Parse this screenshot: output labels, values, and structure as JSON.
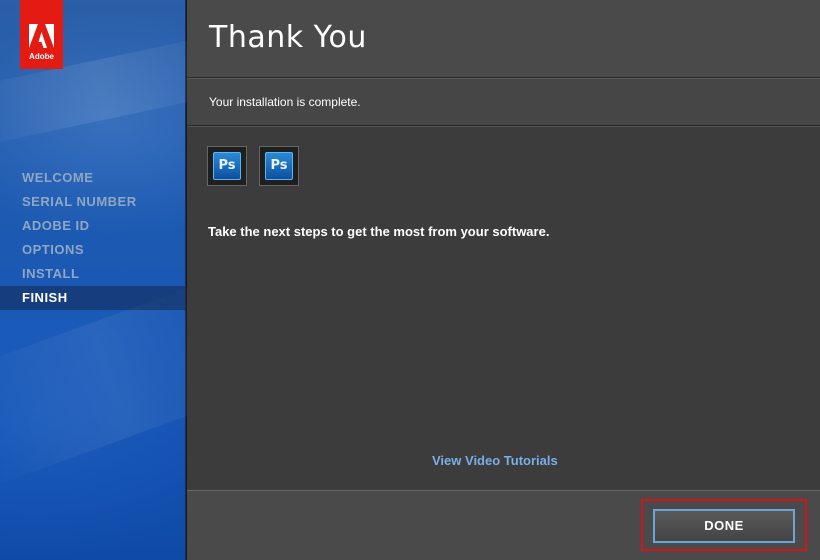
{
  "window": {
    "logo_text": "Adobe",
    "brand_color": "#e31b13",
    "accent_color": "#1f5bb0"
  },
  "sidebar": {
    "steps": [
      {
        "label": "WELCOME",
        "active": false
      },
      {
        "label": "SERIAL NUMBER",
        "active": false
      },
      {
        "label": "ADOBE ID",
        "active": false
      },
      {
        "label": "OPTIONS",
        "active": false
      },
      {
        "label": "INSTALL",
        "active": false
      },
      {
        "label": "FINISH",
        "active": true
      }
    ]
  },
  "header": {
    "title": "Thank You"
  },
  "subheader": {
    "status": "Your installation is complete."
  },
  "content": {
    "app_icons": [
      {
        "icon": "photoshop-icon",
        "label": "Ps"
      },
      {
        "icon": "photoshop-icon",
        "label": "Ps"
      }
    ],
    "next_steps": "Take the next steps to get the most from your software.",
    "video_link": "View Video Tutorials"
  },
  "footer": {
    "done_label": "DONE",
    "highlight_color": "#d0161b"
  }
}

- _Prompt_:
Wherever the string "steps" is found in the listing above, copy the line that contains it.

- _Reply to the task_:
    "steps": [
    "next_steps": "Take the next steps to get the most from your software.",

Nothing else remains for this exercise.